◆ INSTRUCTIONS TO FOLLOW
The records appear below. Report how many of their lines contain the word "Candle", giving the number alone.

◆ EXTRACTED MATERIAL
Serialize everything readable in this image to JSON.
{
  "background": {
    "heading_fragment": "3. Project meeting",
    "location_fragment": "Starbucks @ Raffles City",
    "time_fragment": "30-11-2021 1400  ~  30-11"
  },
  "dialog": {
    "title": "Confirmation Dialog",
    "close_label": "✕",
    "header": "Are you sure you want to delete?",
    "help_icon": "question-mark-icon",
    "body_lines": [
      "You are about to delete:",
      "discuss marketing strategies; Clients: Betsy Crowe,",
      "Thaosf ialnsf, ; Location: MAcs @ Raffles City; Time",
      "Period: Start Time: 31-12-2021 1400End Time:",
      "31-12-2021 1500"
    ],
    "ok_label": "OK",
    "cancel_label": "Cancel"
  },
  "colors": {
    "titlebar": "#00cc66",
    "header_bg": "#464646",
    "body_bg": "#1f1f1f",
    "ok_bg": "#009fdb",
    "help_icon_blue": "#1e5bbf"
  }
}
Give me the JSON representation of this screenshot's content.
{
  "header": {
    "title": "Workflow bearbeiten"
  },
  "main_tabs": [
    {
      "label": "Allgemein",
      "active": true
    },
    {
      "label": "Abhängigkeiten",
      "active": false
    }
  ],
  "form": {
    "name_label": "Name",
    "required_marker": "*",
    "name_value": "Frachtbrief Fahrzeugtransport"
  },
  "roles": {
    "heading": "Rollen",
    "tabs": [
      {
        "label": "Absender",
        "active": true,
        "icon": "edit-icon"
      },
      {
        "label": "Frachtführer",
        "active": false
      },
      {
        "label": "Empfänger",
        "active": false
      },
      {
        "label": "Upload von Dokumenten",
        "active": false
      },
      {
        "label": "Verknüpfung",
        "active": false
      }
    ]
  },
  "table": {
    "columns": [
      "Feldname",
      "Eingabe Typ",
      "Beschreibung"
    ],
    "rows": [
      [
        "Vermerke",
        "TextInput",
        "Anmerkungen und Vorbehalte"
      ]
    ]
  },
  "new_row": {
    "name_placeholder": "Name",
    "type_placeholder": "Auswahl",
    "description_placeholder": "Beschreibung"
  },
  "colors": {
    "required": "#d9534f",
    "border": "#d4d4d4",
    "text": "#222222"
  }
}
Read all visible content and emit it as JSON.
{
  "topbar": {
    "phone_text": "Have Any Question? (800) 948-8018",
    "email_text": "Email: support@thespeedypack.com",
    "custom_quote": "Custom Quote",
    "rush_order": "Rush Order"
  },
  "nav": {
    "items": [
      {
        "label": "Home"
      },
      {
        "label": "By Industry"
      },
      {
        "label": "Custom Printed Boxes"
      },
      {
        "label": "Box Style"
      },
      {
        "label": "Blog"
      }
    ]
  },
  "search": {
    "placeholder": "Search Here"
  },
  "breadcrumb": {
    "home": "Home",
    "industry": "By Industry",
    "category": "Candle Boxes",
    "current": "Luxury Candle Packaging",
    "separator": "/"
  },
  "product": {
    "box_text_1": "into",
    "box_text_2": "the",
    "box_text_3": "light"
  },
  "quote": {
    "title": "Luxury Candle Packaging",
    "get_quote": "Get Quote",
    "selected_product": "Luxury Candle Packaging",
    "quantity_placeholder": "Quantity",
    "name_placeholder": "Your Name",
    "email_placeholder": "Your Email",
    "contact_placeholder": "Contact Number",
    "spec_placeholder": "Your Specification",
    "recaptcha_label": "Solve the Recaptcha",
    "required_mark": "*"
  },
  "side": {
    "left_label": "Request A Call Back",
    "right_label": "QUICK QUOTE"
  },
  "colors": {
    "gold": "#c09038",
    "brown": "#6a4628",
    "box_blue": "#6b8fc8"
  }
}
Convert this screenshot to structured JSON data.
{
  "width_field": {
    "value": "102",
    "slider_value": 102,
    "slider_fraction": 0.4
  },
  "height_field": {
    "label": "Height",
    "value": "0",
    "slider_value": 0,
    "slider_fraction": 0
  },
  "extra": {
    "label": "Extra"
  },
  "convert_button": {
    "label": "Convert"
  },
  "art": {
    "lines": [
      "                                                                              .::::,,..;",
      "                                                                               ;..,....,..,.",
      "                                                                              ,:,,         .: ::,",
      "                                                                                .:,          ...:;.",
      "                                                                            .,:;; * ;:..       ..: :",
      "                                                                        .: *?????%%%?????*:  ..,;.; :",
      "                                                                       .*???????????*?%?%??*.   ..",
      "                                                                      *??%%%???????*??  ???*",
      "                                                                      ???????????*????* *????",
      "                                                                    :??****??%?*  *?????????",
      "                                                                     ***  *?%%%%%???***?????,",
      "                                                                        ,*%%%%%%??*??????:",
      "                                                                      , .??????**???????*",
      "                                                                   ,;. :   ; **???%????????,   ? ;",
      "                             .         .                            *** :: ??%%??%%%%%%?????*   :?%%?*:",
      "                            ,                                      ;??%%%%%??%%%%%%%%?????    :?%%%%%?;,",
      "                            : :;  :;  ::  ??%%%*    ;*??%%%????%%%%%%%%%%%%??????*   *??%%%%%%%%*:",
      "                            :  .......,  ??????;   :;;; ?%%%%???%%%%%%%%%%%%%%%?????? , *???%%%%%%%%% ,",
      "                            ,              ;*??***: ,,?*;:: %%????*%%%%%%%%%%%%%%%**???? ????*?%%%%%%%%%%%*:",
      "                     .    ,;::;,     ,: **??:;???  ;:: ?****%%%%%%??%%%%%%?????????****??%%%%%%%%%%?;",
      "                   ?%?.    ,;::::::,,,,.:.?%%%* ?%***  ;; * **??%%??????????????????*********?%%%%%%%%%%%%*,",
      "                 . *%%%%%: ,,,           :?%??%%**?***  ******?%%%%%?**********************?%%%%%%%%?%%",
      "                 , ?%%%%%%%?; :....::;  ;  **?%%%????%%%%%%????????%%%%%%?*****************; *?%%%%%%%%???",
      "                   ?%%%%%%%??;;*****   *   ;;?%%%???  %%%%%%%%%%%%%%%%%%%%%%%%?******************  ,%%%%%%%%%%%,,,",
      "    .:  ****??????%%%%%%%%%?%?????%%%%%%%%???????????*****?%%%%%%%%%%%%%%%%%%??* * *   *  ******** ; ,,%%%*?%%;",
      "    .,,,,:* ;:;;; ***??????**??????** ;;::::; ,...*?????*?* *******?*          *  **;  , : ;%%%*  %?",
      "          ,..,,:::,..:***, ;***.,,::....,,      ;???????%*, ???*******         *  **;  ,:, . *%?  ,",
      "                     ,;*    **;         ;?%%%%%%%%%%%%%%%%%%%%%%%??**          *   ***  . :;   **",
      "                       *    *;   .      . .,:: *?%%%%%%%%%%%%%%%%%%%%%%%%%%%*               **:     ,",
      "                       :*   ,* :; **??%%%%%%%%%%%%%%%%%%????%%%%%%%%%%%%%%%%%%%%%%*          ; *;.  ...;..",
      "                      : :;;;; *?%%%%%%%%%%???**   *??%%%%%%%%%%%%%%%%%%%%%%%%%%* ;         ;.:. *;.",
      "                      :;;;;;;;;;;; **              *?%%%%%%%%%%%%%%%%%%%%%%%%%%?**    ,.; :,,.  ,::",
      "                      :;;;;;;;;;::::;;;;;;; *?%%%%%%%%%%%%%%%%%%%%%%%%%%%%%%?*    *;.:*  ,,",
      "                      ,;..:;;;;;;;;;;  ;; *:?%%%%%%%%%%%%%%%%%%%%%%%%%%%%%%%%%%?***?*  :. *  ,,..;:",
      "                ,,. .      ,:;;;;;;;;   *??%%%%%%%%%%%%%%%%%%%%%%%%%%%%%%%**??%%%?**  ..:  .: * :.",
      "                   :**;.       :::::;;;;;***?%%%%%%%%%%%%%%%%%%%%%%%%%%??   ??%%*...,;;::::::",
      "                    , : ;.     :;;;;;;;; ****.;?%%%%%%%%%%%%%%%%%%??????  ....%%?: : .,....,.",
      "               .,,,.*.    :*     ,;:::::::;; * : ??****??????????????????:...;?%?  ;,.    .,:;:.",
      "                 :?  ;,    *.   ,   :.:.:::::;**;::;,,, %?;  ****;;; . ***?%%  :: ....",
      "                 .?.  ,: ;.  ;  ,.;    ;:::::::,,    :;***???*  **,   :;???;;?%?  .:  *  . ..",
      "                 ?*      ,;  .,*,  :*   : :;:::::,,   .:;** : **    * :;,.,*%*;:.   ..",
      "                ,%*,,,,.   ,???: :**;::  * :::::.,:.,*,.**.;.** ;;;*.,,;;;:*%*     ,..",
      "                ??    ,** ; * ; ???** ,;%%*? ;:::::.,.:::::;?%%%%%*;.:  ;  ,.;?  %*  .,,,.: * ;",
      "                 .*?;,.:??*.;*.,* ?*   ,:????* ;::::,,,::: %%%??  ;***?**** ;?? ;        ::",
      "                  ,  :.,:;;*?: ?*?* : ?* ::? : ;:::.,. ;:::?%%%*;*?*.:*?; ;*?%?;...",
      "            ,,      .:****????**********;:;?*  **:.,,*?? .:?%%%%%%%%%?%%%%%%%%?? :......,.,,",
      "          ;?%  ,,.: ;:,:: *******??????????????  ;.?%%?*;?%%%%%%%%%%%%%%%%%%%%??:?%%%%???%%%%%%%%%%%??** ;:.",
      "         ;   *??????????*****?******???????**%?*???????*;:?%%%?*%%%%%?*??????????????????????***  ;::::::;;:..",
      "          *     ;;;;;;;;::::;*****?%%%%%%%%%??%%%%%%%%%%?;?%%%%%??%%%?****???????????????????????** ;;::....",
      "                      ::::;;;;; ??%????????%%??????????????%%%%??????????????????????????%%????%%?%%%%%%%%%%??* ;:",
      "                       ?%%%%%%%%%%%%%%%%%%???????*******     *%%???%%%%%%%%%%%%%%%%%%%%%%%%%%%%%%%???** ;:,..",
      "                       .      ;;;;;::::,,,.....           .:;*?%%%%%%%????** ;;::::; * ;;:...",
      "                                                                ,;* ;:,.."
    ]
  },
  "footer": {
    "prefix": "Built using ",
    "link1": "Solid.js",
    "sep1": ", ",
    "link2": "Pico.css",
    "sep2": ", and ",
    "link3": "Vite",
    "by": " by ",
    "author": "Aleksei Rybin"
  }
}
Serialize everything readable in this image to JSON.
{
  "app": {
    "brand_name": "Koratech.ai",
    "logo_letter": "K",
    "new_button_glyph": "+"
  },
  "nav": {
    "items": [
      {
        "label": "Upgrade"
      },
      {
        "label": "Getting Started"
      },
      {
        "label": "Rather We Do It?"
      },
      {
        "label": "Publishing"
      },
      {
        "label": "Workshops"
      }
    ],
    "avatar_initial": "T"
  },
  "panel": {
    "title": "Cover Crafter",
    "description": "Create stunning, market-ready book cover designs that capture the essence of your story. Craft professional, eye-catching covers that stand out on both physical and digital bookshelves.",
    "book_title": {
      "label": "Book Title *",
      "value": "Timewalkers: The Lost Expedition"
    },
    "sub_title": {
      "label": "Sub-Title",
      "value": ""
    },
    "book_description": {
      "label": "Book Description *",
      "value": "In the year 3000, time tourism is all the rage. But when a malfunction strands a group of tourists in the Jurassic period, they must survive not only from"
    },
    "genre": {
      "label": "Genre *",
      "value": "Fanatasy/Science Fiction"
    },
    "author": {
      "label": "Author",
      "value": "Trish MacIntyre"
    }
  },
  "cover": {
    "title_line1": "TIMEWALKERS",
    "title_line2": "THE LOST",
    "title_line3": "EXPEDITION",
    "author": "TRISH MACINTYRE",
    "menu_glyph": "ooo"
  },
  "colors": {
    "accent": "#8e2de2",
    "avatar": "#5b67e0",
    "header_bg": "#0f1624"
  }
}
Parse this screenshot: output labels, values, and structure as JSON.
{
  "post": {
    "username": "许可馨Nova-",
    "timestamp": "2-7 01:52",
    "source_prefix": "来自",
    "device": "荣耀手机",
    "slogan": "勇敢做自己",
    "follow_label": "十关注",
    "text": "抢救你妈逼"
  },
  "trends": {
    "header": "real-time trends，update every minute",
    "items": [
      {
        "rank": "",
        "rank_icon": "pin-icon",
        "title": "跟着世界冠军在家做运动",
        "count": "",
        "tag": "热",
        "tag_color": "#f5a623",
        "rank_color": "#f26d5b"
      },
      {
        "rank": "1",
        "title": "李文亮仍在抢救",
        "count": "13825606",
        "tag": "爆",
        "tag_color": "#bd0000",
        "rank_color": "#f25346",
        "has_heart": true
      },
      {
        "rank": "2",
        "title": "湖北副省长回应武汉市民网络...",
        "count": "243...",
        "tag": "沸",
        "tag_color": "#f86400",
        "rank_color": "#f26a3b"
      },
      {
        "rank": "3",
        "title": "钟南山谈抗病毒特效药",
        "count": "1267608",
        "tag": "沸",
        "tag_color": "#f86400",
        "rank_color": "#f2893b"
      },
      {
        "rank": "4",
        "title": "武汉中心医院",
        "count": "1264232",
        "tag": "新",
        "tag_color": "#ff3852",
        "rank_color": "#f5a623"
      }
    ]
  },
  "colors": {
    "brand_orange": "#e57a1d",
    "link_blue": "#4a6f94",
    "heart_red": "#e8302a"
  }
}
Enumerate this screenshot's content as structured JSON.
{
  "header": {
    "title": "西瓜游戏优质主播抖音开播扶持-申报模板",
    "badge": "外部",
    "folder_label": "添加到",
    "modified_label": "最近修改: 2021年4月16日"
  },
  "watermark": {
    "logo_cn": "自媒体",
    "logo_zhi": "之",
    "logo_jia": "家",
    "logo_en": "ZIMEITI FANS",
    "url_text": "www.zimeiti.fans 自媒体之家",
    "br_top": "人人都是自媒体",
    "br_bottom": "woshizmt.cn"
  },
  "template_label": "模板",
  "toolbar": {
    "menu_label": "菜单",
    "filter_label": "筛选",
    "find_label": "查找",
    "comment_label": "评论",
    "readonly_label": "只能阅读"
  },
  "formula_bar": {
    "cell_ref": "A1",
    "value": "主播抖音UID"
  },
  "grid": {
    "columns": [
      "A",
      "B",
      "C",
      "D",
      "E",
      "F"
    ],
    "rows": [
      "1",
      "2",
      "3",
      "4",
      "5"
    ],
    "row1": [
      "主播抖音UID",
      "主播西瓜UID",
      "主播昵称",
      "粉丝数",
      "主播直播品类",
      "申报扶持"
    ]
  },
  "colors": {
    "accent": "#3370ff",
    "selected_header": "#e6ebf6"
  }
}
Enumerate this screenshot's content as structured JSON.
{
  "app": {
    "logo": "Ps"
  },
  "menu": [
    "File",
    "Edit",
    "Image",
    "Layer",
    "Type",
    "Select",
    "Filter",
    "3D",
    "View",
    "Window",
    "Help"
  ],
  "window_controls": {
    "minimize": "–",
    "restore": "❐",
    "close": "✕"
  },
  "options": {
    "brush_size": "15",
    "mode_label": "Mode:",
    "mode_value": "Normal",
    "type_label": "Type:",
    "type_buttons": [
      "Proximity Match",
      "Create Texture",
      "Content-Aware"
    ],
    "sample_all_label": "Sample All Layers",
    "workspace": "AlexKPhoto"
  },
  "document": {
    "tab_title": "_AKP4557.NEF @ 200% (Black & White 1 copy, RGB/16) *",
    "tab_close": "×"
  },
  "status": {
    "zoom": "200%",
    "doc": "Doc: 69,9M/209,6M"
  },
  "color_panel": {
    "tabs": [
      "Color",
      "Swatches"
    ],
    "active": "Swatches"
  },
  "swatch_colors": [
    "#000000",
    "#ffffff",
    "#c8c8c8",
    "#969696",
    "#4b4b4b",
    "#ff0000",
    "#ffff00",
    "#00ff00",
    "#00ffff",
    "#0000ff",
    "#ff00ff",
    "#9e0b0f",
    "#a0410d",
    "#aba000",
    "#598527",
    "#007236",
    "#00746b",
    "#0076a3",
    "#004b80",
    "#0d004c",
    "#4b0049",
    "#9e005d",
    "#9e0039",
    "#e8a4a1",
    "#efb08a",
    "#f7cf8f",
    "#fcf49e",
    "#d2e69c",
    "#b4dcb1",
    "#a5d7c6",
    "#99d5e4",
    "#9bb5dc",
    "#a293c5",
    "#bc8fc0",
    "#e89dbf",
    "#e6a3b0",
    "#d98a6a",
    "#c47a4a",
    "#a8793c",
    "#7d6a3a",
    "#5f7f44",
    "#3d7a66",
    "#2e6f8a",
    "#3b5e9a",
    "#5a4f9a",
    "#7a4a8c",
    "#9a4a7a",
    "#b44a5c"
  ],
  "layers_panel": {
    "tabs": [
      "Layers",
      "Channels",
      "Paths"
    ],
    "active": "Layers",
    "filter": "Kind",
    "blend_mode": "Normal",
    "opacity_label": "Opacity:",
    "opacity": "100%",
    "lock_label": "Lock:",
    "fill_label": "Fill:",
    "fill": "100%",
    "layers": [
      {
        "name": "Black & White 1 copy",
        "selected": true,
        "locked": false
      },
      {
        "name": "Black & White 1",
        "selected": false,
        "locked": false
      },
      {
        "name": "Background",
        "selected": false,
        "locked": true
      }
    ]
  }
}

◆ ANSWER BOX
4